Starting from the line containing "Parse this screenshot: output", give again every line through the end of the entries, word for word. Pictures stay out of the copy.

** Opening RECORDS FOR THE EXERCISE block **

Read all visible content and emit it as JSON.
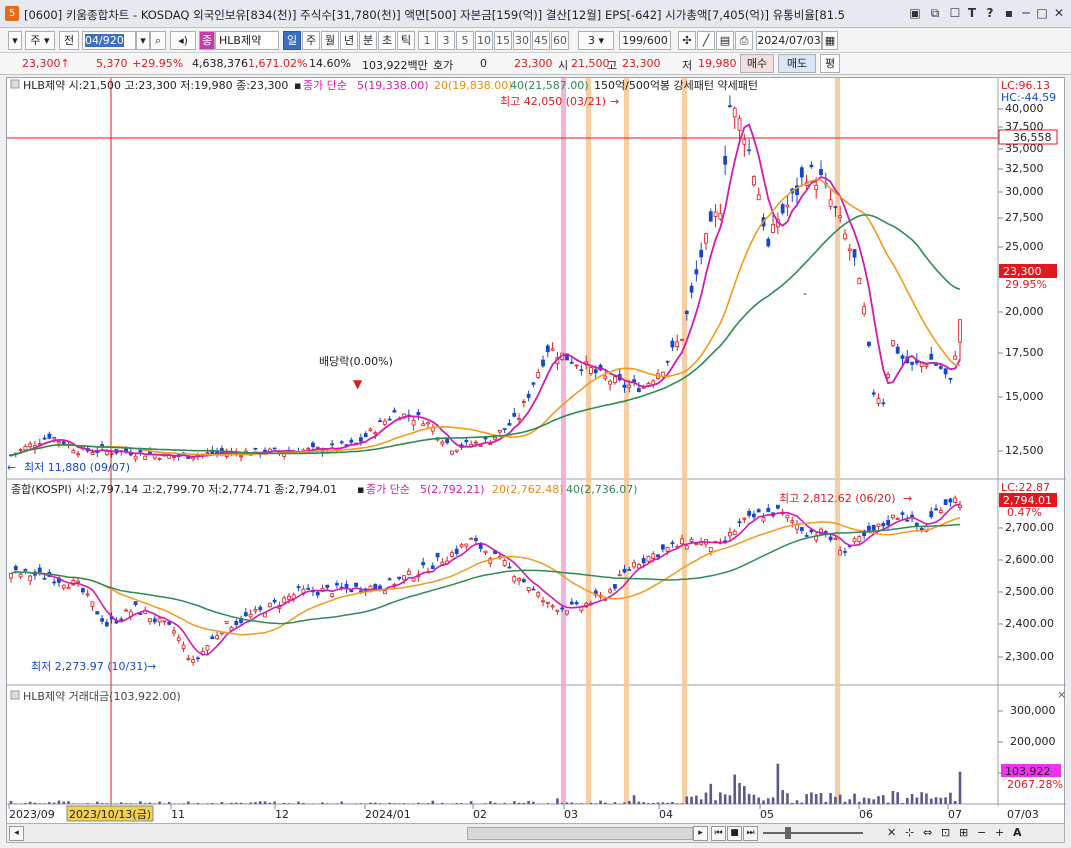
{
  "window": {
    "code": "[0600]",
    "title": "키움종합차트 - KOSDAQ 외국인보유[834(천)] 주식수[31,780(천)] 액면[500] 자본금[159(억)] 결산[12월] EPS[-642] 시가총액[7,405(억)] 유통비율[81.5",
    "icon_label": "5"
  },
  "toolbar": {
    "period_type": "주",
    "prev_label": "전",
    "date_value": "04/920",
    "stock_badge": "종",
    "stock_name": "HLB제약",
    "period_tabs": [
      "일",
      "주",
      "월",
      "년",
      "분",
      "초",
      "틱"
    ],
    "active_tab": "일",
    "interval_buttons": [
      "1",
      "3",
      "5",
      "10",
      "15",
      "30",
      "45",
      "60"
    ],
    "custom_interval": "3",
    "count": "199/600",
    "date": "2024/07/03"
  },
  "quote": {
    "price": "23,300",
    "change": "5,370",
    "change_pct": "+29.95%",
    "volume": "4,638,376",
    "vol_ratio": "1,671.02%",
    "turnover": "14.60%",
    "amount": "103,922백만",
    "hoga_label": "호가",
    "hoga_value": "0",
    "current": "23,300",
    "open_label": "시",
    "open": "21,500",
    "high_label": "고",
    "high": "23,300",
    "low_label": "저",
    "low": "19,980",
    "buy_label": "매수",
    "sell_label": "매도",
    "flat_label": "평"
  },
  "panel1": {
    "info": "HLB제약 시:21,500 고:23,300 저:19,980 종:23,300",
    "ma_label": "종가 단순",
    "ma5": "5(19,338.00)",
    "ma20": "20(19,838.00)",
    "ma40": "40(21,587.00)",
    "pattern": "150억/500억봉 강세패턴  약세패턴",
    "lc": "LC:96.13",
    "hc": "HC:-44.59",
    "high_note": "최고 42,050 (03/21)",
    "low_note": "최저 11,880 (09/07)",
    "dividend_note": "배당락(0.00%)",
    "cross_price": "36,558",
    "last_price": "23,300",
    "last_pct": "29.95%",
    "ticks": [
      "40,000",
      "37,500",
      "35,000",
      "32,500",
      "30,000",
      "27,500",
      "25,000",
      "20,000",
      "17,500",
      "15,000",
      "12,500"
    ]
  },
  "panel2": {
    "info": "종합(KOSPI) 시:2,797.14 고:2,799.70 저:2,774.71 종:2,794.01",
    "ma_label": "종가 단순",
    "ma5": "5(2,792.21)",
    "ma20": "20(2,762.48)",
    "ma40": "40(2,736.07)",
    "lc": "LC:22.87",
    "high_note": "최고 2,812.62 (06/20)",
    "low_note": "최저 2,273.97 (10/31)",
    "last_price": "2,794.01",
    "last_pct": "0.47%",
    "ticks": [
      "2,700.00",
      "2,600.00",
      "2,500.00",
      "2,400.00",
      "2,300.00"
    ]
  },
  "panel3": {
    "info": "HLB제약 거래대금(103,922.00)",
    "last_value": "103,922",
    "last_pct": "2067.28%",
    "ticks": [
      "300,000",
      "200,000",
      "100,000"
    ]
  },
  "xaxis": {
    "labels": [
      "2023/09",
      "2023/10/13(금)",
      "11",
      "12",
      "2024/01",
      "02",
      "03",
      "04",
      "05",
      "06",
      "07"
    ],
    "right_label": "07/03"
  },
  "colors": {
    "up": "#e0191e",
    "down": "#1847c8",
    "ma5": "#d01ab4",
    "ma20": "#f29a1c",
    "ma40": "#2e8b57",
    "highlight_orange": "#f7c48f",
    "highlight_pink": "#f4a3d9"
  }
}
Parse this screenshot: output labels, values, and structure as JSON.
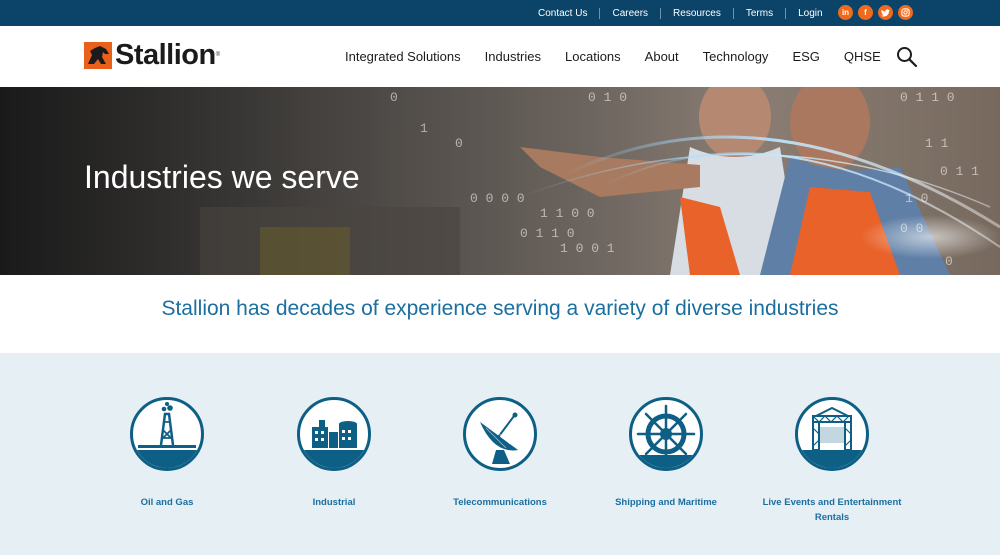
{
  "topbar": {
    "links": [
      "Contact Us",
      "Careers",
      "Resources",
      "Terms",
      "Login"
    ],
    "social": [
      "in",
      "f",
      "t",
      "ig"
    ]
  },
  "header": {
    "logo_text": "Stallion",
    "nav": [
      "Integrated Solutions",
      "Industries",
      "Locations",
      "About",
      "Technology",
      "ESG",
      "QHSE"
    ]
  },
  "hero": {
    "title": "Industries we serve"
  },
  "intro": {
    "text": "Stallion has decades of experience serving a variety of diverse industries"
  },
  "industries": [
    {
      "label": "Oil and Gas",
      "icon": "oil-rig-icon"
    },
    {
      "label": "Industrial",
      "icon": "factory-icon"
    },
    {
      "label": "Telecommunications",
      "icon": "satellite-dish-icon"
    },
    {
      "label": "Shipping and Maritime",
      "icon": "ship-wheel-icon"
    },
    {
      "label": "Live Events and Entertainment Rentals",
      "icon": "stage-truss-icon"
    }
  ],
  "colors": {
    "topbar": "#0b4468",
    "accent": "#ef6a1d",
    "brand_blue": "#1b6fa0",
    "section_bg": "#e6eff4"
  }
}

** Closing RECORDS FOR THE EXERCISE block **

EXPECTED OUTPUT -
Parse this screenshot: output labels, values, and structure as JSON.
{
  "topbar": {
    "links": [
      "Contact Us",
      "Careers",
      "Resources",
      "Terms",
      "Login"
    ],
    "social": [
      "in",
      "f",
      "t",
      "ig"
    ]
  },
  "header": {
    "logo_text": "Stallion",
    "nav": [
      "Integrated Solutions",
      "Industries",
      "Locations",
      "About",
      "Technology",
      "ESG",
      "QHSE"
    ]
  },
  "hero": {
    "title": "Industries we serve"
  },
  "intro": {
    "text": "Stallion has decades of experience serving a variety of diverse industries"
  },
  "industries": [
    {
      "label": "Oil and Gas",
      "icon": "oil-rig-icon"
    },
    {
      "label": "Industrial",
      "icon": "factory-icon"
    },
    {
      "label": "Telecommunications",
      "icon": "satellite-dish-icon"
    },
    {
      "label": "Shipping and Maritime",
      "icon": "ship-wheel-icon"
    },
    {
      "label": "Live Events and Entertainment Rentals",
      "icon": "stage-truss-icon"
    }
  ],
  "colors": {
    "topbar": "#0b4468",
    "accent": "#ef6a1d",
    "brand_blue": "#1b6fa0",
    "section_bg": "#e6eff4"
  }
}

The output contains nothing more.